Eva Buddeberg: Verantwortung im Diskurs: Grundlinien einer rekonstruktiv-hermeneutischen Konzeption moralischer Verantwortung im Anschluss an Hans Jonas, Karl-Otto Apel und Emmanuel Lévinas Content Type Journal Article Pages 1-2 DOI 10.1007/s10677-012-9366-3 Authors Norbert Anwander, Humboldt-Universität zu Berlin, Institut für Philosophie, Unter den Linden 6, 10099 Berlin, Germany Journal Ethical Theory and Moral Practice Online ISSN 1572-8447 Print ISSN 1386-2820.
For Emmanuel Levinas objectivity is intersubjectively constituted. But this intersubjectivity is not, as in Merleau-Ponty, the intercorporeality of perceivers nor, as in Heidegger, the active correlation of practical agents. It has an ethical structure; it is the presence, to each cognitive subject, of others who contest and judge him. But does not the exposure of each cognitive subject to the wants and needs of others result in the constitution of a common practical field, which is not yet the objective world (...) of scientific cognition? For Levinas, the constitution of a world common to all is governed by the practice of justice. Justice begins when above the elf and the other there intervenes a third party, who contests and judges both. But whether this third party is a representative of humanity, or a figure of God, would not his justice be but the name of a higher egoism? (shrink)
Ethics as First Philosophy brings together original essays by an outstanding group of international scholars that discuss the work of Emmanuel Levinas. The book explores the significance of Levinas' work for philsophy, psychology and religion. Ethics as First Philosophy comprises an excellent collection of work on this major contemporary thinker. The book presents Levinas philosophy from a wide and well-balanced variety of perspectives. The contributions range from thematic discussions of Levinas central concepts to explorations of his affinities and differences with (...) other key writers such as Kant, Kierkegaard, Rosenzweig, Benjamin, Blanchot and Derrida. Some of the authors focus on the religious and philosophical issues presented by Levinas while others analyze the role of Levinas within phenomenology in or within recent French philosophy. (shrink)
The Face of the Other and the Trace of God contain essays on the philosophy of Emmanuel Levinas, and how his philosophy intersects with that of other philosophers, particularly Husserl, Kierkegaard, Sartre, and Derrida. This collection is broadly divided into two parts: relations with the other, and the questions of God.

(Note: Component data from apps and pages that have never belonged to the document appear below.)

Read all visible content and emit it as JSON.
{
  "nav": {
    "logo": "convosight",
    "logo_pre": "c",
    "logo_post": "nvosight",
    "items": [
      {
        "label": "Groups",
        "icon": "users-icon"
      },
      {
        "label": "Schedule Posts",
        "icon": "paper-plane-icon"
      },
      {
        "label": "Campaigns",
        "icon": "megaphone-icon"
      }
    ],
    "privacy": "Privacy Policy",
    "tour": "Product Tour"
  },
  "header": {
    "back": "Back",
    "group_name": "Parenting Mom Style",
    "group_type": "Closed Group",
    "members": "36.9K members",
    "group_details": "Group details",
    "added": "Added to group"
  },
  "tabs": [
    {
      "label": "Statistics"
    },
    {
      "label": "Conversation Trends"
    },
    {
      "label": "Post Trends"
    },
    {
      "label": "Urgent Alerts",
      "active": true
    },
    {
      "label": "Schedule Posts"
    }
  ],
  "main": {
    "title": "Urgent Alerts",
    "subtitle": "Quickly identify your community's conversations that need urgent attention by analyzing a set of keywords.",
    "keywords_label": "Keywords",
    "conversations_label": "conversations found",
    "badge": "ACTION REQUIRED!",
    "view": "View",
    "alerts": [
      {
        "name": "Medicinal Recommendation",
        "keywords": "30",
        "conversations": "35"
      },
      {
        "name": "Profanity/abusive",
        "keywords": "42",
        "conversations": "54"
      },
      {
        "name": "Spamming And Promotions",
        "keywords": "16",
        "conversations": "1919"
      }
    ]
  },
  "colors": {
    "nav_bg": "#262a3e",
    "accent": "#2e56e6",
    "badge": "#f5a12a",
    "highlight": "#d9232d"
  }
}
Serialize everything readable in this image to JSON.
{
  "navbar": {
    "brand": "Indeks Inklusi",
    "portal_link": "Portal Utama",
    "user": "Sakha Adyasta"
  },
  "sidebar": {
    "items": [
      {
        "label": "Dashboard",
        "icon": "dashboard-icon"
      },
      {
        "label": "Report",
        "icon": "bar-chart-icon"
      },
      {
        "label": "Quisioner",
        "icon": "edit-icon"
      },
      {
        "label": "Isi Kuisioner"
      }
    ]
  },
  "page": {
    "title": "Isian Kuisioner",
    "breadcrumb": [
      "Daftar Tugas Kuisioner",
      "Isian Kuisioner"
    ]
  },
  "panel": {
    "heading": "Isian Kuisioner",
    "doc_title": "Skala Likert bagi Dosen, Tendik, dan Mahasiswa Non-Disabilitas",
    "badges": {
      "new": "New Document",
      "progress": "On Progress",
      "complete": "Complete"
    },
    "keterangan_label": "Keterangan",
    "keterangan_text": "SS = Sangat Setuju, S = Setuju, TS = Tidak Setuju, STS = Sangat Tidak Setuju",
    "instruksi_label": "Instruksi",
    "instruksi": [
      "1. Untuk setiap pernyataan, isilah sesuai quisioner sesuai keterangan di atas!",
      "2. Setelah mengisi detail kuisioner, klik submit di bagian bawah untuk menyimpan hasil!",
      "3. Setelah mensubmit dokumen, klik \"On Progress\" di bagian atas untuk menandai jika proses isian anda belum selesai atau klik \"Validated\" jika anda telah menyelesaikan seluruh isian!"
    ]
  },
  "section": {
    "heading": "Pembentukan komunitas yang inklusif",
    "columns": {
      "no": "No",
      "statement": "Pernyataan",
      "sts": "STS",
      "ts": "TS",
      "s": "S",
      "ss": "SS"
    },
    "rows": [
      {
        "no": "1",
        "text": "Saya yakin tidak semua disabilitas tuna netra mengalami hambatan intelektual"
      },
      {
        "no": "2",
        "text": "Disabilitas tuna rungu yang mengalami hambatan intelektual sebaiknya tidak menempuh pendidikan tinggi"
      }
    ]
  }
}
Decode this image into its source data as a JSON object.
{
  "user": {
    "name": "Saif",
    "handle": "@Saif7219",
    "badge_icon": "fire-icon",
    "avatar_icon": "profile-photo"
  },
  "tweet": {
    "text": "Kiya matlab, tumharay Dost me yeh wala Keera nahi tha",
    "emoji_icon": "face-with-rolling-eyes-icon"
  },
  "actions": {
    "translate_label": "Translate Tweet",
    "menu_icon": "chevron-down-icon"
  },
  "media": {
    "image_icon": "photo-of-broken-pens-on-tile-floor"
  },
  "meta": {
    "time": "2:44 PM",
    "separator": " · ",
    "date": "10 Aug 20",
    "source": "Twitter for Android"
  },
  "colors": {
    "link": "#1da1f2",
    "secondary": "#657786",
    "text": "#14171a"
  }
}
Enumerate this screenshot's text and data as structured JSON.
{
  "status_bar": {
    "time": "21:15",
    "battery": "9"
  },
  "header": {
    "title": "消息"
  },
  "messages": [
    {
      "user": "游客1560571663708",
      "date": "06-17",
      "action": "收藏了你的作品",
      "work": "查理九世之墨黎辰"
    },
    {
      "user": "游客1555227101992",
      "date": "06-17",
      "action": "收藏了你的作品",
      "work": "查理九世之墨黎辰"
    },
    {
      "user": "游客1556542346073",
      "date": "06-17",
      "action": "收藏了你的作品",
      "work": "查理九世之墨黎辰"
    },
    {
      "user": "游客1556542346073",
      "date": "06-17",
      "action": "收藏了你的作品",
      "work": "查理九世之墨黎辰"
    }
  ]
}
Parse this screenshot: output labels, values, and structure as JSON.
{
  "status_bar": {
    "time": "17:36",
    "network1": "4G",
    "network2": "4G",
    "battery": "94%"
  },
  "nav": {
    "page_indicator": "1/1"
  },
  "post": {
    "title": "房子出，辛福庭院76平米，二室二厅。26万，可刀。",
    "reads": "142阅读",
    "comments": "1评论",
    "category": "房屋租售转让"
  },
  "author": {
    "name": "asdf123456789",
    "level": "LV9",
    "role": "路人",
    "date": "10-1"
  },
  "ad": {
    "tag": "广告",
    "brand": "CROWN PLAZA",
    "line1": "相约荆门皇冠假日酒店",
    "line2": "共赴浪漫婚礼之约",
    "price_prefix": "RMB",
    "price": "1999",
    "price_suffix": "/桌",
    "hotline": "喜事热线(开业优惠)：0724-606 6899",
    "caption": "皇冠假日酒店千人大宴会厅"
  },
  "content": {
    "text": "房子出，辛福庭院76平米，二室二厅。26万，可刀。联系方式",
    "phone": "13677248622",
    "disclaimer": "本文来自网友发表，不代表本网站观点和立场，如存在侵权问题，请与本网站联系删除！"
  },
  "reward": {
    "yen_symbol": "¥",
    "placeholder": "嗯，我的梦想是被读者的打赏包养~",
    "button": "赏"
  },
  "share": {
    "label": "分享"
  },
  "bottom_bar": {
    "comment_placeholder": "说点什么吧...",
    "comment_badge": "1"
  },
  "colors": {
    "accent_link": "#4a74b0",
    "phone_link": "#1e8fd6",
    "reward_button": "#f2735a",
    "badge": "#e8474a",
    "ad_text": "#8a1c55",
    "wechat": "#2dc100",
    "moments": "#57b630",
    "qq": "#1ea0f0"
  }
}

Edith Wyschogrod presents the first full-length study in English of the important contemporary French philosopher Emmanuel Levinas. It is a revision of the author’s earlier study and includes discussions of his recent writings as well as current scholarship. Dr. Wyschogrod’s extensive discussion of Levinas's relation to Judaism, especially his use of literature from the Torah and other religious writings, will be of interest to religious scholars. The author compares Levinas’s thought with that of his contemporaries, most notably Jacques Derrida and (...) Husserl. (shrink)